(Extracted records)
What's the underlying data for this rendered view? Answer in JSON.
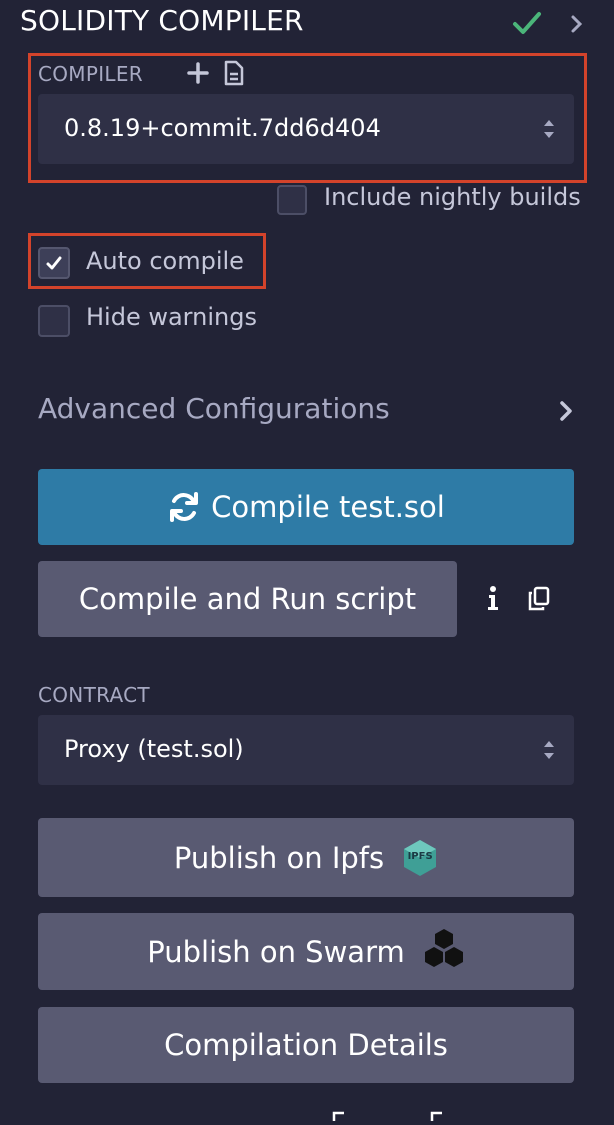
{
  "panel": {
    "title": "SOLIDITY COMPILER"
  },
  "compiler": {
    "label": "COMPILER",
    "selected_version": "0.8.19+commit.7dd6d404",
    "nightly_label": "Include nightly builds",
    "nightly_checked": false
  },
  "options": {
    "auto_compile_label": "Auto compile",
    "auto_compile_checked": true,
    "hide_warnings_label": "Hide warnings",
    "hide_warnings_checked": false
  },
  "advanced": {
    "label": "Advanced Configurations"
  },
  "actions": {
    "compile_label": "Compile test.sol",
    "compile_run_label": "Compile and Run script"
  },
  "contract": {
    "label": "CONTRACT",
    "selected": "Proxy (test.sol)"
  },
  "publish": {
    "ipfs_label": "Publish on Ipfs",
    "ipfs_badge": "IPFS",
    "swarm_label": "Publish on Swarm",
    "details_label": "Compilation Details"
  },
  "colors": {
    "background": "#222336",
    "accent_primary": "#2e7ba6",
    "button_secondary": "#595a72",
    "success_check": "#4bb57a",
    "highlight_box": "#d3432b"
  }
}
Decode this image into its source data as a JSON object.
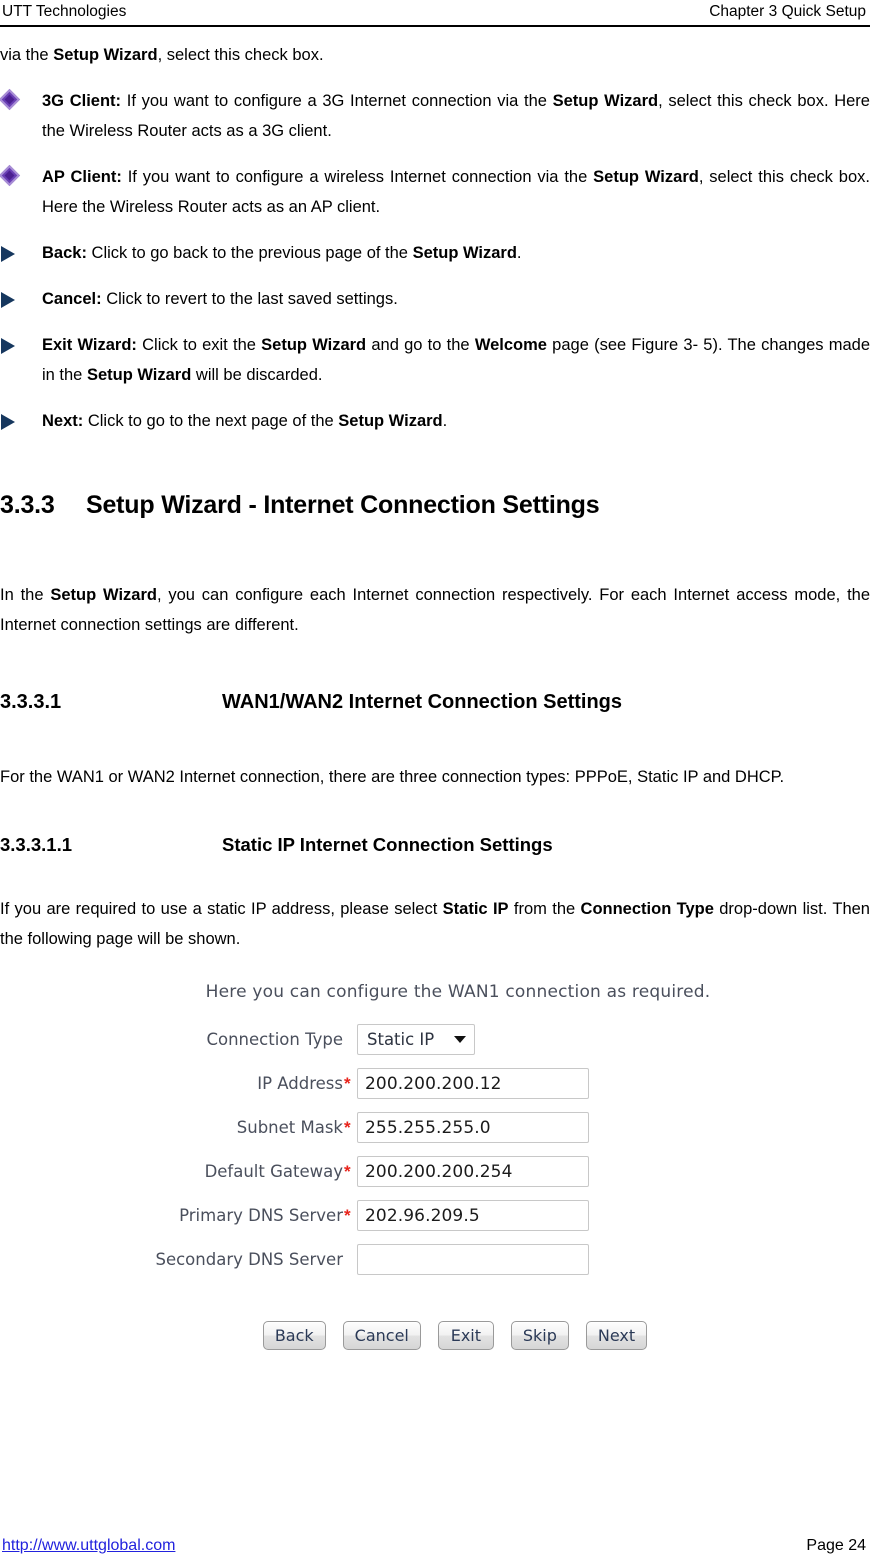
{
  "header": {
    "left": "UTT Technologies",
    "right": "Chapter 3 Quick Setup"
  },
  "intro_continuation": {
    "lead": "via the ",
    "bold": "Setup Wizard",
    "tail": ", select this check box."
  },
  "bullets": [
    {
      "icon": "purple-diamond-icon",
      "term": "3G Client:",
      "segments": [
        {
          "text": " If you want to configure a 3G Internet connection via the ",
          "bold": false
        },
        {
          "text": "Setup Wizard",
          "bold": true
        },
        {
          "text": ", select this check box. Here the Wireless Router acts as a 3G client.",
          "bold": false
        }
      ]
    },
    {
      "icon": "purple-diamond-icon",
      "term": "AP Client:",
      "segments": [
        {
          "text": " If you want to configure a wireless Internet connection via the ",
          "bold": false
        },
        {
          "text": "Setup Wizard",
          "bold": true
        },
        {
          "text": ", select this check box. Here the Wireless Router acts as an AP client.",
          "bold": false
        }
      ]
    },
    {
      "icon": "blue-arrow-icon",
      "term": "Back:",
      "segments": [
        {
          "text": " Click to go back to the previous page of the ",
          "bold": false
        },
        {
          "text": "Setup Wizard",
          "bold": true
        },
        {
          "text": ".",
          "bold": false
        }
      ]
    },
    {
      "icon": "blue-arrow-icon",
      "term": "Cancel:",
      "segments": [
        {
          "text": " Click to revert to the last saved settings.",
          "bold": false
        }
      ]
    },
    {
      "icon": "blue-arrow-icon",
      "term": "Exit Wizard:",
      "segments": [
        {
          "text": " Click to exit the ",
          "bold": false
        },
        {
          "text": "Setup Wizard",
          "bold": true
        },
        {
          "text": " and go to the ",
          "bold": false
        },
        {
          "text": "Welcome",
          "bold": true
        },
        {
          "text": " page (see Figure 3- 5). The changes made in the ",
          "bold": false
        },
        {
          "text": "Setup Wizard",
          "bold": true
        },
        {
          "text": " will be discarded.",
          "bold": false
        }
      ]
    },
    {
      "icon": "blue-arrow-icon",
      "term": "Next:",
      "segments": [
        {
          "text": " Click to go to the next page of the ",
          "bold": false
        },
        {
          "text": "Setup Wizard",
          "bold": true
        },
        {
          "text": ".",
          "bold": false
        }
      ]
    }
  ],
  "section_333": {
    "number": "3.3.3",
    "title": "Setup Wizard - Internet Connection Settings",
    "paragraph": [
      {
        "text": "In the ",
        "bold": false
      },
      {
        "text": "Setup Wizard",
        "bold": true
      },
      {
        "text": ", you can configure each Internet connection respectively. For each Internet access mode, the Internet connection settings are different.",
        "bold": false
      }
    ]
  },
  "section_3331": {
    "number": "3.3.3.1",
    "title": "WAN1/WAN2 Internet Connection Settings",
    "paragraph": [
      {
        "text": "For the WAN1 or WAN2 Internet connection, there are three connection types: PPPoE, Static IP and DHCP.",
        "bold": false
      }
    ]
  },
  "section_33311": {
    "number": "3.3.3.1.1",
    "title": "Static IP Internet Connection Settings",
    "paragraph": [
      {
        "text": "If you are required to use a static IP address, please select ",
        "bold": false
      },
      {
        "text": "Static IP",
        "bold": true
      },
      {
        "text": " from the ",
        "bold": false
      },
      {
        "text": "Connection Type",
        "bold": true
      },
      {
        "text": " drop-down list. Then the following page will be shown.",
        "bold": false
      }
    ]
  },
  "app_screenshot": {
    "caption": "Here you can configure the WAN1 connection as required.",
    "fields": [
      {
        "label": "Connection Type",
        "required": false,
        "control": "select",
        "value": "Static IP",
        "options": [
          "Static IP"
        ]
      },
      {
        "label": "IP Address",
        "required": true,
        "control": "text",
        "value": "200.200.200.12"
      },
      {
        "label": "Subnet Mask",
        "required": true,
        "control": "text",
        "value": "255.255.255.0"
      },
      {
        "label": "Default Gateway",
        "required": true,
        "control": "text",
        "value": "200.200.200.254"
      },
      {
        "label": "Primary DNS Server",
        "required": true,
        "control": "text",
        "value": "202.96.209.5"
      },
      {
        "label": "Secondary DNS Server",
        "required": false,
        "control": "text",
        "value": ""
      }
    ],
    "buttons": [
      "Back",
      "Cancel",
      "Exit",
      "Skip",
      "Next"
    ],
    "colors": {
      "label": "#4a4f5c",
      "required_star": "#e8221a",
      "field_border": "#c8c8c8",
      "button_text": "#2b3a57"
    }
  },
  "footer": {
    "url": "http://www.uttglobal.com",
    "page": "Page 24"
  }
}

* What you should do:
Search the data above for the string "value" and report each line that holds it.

* Output of the exercise:
        "value": "Static IP",
        "value": "200.200.200.12"
        "value": "255.255.255.0"
        "value": "200.200.200.254"
        "value": "202.96.209.5"
        "value": ""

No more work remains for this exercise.